The US Supreme Court on Wednesday gave Turkey’s state-owned lender Halkbank a chance to avoid US criminal charges for allegedly helping Iran evade economic sanctions.
America’s top court dismissed a lower court’s ruling that opened the path to prosecution and ordered the Manhattan-based second US Circuit Court of Appeals to reconsider Halkbank’s effort to dismiss the case.
US prosecutors in October 2019 issued a six-count indictment against Halkbank, including bank fraud and money laundering, over an alleged “multibillion-dollar scheme to evade US sanctions on Iran”.
The prosecutors accused it of converting oil revenue into gold and cash to Tehran’s benefit, and also of helping the Islamic Republic secretly transfer $20bn of restricted funds, at least $1bn of which they say was laundered through the American financial system.
In 2018, the bank’s deputy general manager, Mehmet Hakan Atilla, was found guilty and sentenced to two years and eight months in jail over similar charges levied against the state bank.
Reza Zarrab, a Turkey-based gold trader, pleaded guilty in the same case and testified against Atilla.
Zarrab said Turkish President Recep Tayyip Erdogan, who at the time was prime minister, personally authorised a transaction on behalf of Iran.
Erdogan has called the US government’s decision to charge the bank an “ugly, unlawful” step and has pushed for the case to be dropped.
The Turkish president reportedly lobbied the previous Donald Trump administration to drop the case, with Erdogan writing Trump a memo in 2018 insisting that Halkbank is innocent, according to a memoir by former US national security adviser John Bolton. Trump then told Erdogan he would “take care of things”.
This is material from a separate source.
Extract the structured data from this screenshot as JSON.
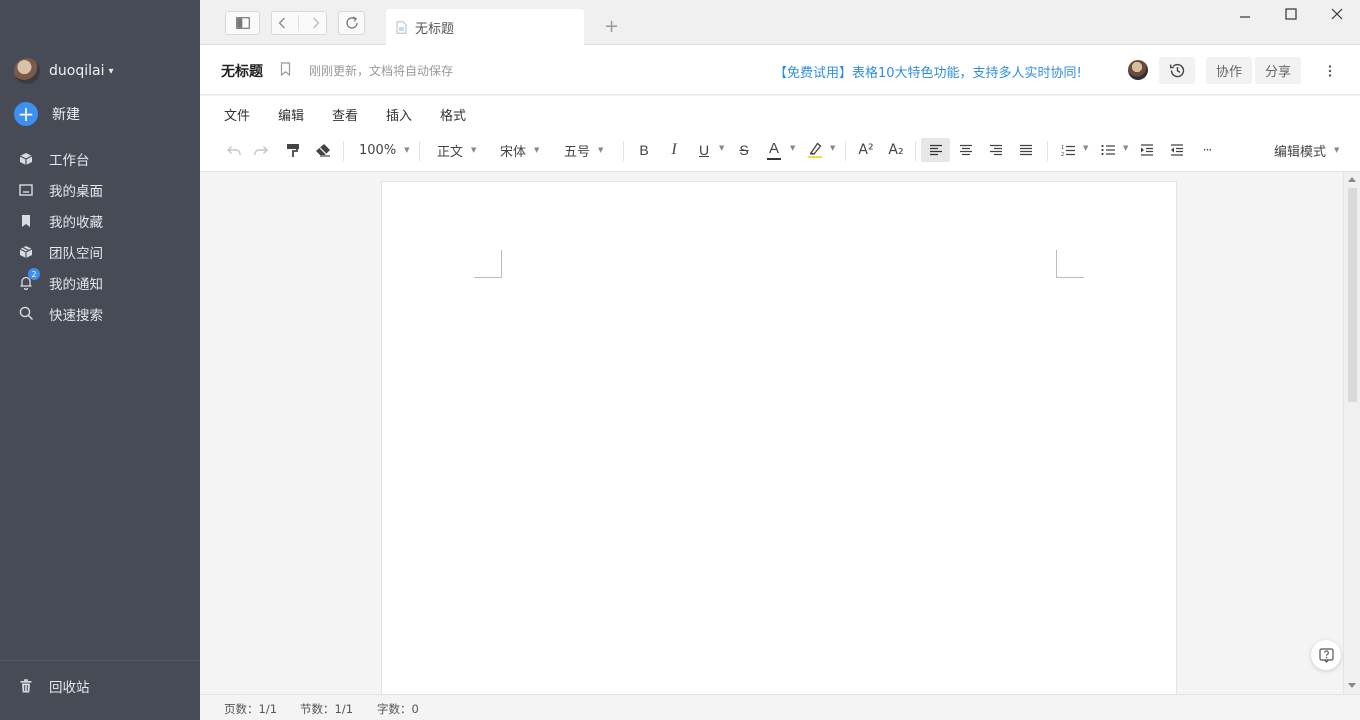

Halkbank mounted a legal battle against the rulings. In its appeal to the Supreme Court, it called the prosecution “unprecedented” and said that the 2nd Circuit’s ruling “green lights future indictments of any sovereign state”.
Halkbank is owned by the Turkish government and argued the Foreign Sovereign Immunities Act (FSIA) shielded it from the jurisdiction of American courts.
Sovereign immunity protects countries from legal action in another country’s courts. The US government argued that it was not prosecuting a sovereign government, but foreign government-owned company, which it has been doing for decades.
The Supreme Court rejected the bank’s plea based on FSIA, but ruled that the 2nd Circuit Court did not fully take into account whether the bank had immunity under “common law” principles.
Source : MiddleEastEye